Dynamical formation of dark molecular hydrogen clouds around diffuse H II regions.
HOSOKAWA T. and INUTSUKA S.-I.
Abstract (from CDS):
We examine the process that triggers molecular cloud formation around diffuse H II regions. We calculate the time evolution of the shell, as well as the H II region, in a two-phase neutral medium, solving the UV and FUV radiative transfer and the thermal and chemical processes with a time-dependent hydrodynamics code. In the cold neutral medium, the ambient gas is swept up in a cold (T∼30-40 K) and dense (n∼103 cm–3) shell around the H II region. In the shell, H2 molecules are formed from the swept-up H I gas, but hardly any CO is formed. This is a result of the different efficiencies of self-shielding effects between H2 and CO molecules. The physical and chemical properties of gas in the shell are just intermediate between those of the neutral medium and molecular clouds observed in CO emission. We suggest that the predicted cold ``dark'' H I/H2 gas should be detectable as an H I self-absorption (HISA) feature. We have sought such features in recent observational data and found shell-like HISA features around the giant H II regions W4 and W5. These features shows good spatial correlation with dust emission, but poor correlation with CO emission. Our quantitative analysis shows that the HISA cloud can be as cold as a few tens of kelvins. In the warm neutral medium, on the other hand, an expanding diffuse H II region is much simpler, owing to a small pressure excess. The UV photons only ionize the neutral medium and produce a warm ionized medium.
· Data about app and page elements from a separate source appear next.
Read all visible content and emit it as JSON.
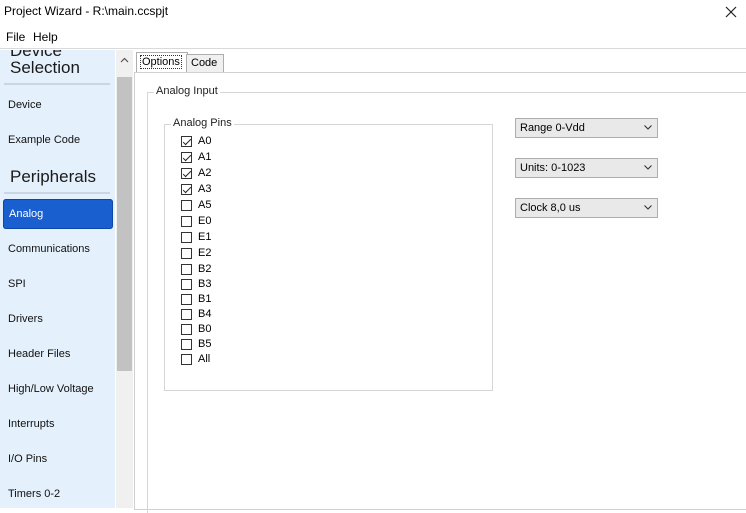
{
  "window": {
    "title": "Project Wizard - R:\\main.ccspjt"
  },
  "menu": {
    "items": [
      "File",
      "Help"
    ]
  },
  "sidebar": {
    "partial_header": "Device",
    "section1": "Selection",
    "section1_items": [
      "Device",
      "Example Code"
    ],
    "section2": "Peripherals",
    "selected": "Analog",
    "section2_items": [
      "Communications",
      "SPI",
      "Drivers",
      "Header Files",
      "High/Low Voltage",
      "Interrupts",
      "I/O Pins",
      "Timers 0-2"
    ]
  },
  "tabs": [
    {
      "label": "Options",
      "active": true
    },
    {
      "label": "Code",
      "active": false
    }
  ],
  "analog": {
    "group_title": "Analog Input",
    "pins_title": "Analog Pins",
    "pins": [
      {
        "label": "A0",
        "checked": true
      },
      {
        "label": "A1",
        "checked": true
      },
      {
        "label": "A2",
        "checked": true
      },
      {
        "label": "A3",
        "checked": true
      },
      {
        "label": "A5",
        "checked": false
      },
      {
        "label": "E0",
        "checked": false
      },
      {
        "label": "E1",
        "checked": false
      },
      {
        "label": "E2",
        "checked": false
      },
      {
        "label": "B2",
        "checked": false
      },
      {
        "label": "B3",
        "checked": false
      },
      {
        "label": "B1",
        "checked": false
      },
      {
        "label": "B4",
        "checked": false
      },
      {
        "label": "B0",
        "checked": false
      },
      {
        "label": "B5",
        "checked": false
      },
      {
        "label": "All",
        "checked": false
      }
    ],
    "range": "Range 0-Vdd",
    "units": "Units: 0-1023",
    "clock": "Clock 8,0 us"
  },
  "colors": {
    "sidebar_bg": "#e4f0fb",
    "selected_bg": "#1a5fd0"
  }
}
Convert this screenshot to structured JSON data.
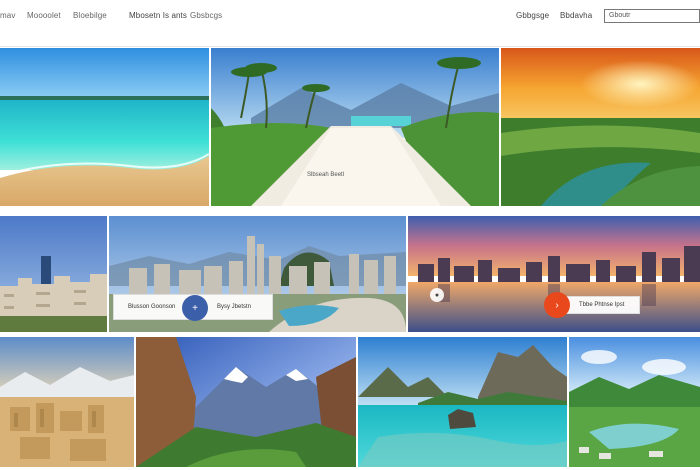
{
  "nav": {
    "links": [
      "mav",
      "Moooolet",
      "Bloebilge",
      "Mbosetn Is ants",
      "Gbsbcgs"
    ],
    "right_links": [
      "Gbbgsge",
      "Bbdavha"
    ],
    "search_value": "Gboutr"
  },
  "tiles": {
    "beach_caption": "Slbseah Beetl",
    "city_pill": "Blusson Goonson",
    "city_pill_right": "Bysy Jbetstn",
    "harbor_pill": "Tbbe Phtnse Ipst"
  },
  "icons": {
    "plus_button": "plus-icon",
    "arrow_button": "chevron-right-icon",
    "dot_button": "dot-icon"
  },
  "colors": {
    "plus_button_bg": "#3b5fa8",
    "arrow_button_bg": "#e8481c"
  }
}
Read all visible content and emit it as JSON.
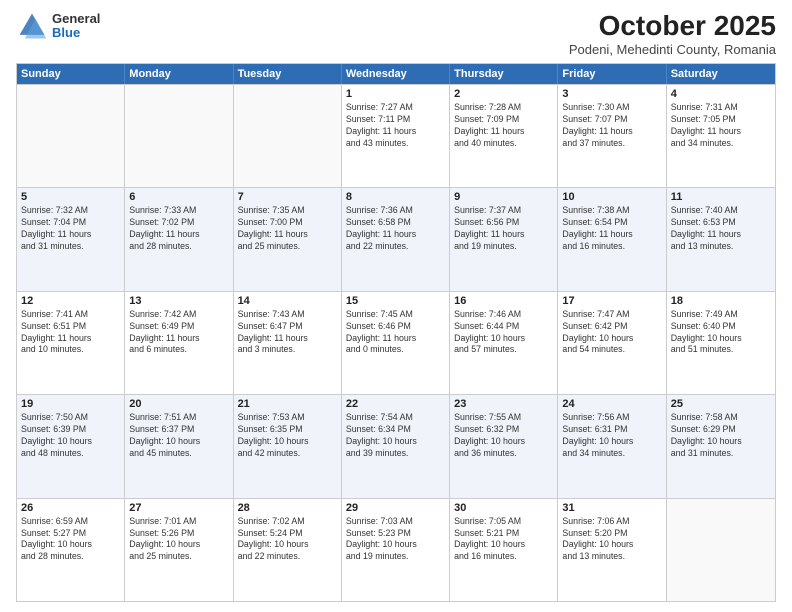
{
  "logo": {
    "general": "General",
    "blue": "Blue"
  },
  "title": "October 2025",
  "subtitle": "Podeni, Mehedinti County, Romania",
  "days": [
    "Sunday",
    "Monday",
    "Tuesday",
    "Wednesday",
    "Thursday",
    "Friday",
    "Saturday"
  ],
  "weeks": [
    [
      {
        "day": "",
        "info": ""
      },
      {
        "day": "",
        "info": ""
      },
      {
        "day": "",
        "info": ""
      },
      {
        "day": "1",
        "info": "Sunrise: 7:27 AM\nSunset: 7:11 PM\nDaylight: 11 hours\nand 43 minutes."
      },
      {
        "day": "2",
        "info": "Sunrise: 7:28 AM\nSunset: 7:09 PM\nDaylight: 11 hours\nand 40 minutes."
      },
      {
        "day": "3",
        "info": "Sunrise: 7:30 AM\nSunset: 7:07 PM\nDaylight: 11 hours\nand 37 minutes."
      },
      {
        "day": "4",
        "info": "Sunrise: 7:31 AM\nSunset: 7:05 PM\nDaylight: 11 hours\nand 34 minutes."
      }
    ],
    [
      {
        "day": "5",
        "info": "Sunrise: 7:32 AM\nSunset: 7:04 PM\nDaylight: 11 hours\nand 31 minutes."
      },
      {
        "day": "6",
        "info": "Sunrise: 7:33 AM\nSunset: 7:02 PM\nDaylight: 11 hours\nand 28 minutes."
      },
      {
        "day": "7",
        "info": "Sunrise: 7:35 AM\nSunset: 7:00 PM\nDaylight: 11 hours\nand 25 minutes."
      },
      {
        "day": "8",
        "info": "Sunrise: 7:36 AM\nSunset: 6:58 PM\nDaylight: 11 hours\nand 22 minutes."
      },
      {
        "day": "9",
        "info": "Sunrise: 7:37 AM\nSunset: 6:56 PM\nDaylight: 11 hours\nand 19 minutes."
      },
      {
        "day": "10",
        "info": "Sunrise: 7:38 AM\nSunset: 6:54 PM\nDaylight: 11 hours\nand 16 minutes."
      },
      {
        "day": "11",
        "info": "Sunrise: 7:40 AM\nSunset: 6:53 PM\nDaylight: 11 hours\nand 13 minutes."
      }
    ],
    [
      {
        "day": "12",
        "info": "Sunrise: 7:41 AM\nSunset: 6:51 PM\nDaylight: 11 hours\nand 10 minutes."
      },
      {
        "day": "13",
        "info": "Sunrise: 7:42 AM\nSunset: 6:49 PM\nDaylight: 11 hours\nand 6 minutes."
      },
      {
        "day": "14",
        "info": "Sunrise: 7:43 AM\nSunset: 6:47 PM\nDaylight: 11 hours\nand 3 minutes."
      },
      {
        "day": "15",
        "info": "Sunrise: 7:45 AM\nSunset: 6:46 PM\nDaylight: 11 hours\nand 0 minutes."
      },
      {
        "day": "16",
        "info": "Sunrise: 7:46 AM\nSunset: 6:44 PM\nDaylight: 10 hours\nand 57 minutes."
      },
      {
        "day": "17",
        "info": "Sunrise: 7:47 AM\nSunset: 6:42 PM\nDaylight: 10 hours\nand 54 minutes."
      },
      {
        "day": "18",
        "info": "Sunrise: 7:49 AM\nSunset: 6:40 PM\nDaylight: 10 hours\nand 51 minutes."
      }
    ],
    [
      {
        "day": "19",
        "info": "Sunrise: 7:50 AM\nSunset: 6:39 PM\nDaylight: 10 hours\nand 48 minutes."
      },
      {
        "day": "20",
        "info": "Sunrise: 7:51 AM\nSunset: 6:37 PM\nDaylight: 10 hours\nand 45 minutes."
      },
      {
        "day": "21",
        "info": "Sunrise: 7:53 AM\nSunset: 6:35 PM\nDaylight: 10 hours\nand 42 minutes."
      },
      {
        "day": "22",
        "info": "Sunrise: 7:54 AM\nSunset: 6:34 PM\nDaylight: 10 hours\nand 39 minutes."
      },
      {
        "day": "23",
        "info": "Sunrise: 7:55 AM\nSunset: 6:32 PM\nDaylight: 10 hours\nand 36 minutes."
      },
      {
        "day": "24",
        "info": "Sunrise: 7:56 AM\nSunset: 6:31 PM\nDaylight: 10 hours\nand 34 minutes."
      },
      {
        "day": "25",
        "info": "Sunrise: 7:58 AM\nSunset: 6:29 PM\nDaylight: 10 hours\nand 31 minutes."
      }
    ],
    [
      {
        "day": "26",
        "info": "Sunrise: 6:59 AM\nSunset: 5:27 PM\nDaylight: 10 hours\nand 28 minutes."
      },
      {
        "day": "27",
        "info": "Sunrise: 7:01 AM\nSunset: 5:26 PM\nDaylight: 10 hours\nand 25 minutes."
      },
      {
        "day": "28",
        "info": "Sunrise: 7:02 AM\nSunset: 5:24 PM\nDaylight: 10 hours\nand 22 minutes."
      },
      {
        "day": "29",
        "info": "Sunrise: 7:03 AM\nSunset: 5:23 PM\nDaylight: 10 hours\nand 19 minutes."
      },
      {
        "day": "30",
        "info": "Sunrise: 7:05 AM\nSunset: 5:21 PM\nDaylight: 10 hours\nand 16 minutes."
      },
      {
        "day": "31",
        "info": "Sunrise: 7:06 AM\nSunset: 5:20 PM\nDaylight: 10 hours\nand 13 minutes."
      },
      {
        "day": "",
        "info": ""
      }
    ]
  ]
}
Stars: Circumstellar Matter - ISM: H II Regions - ISM: Molecules - Stars: Formation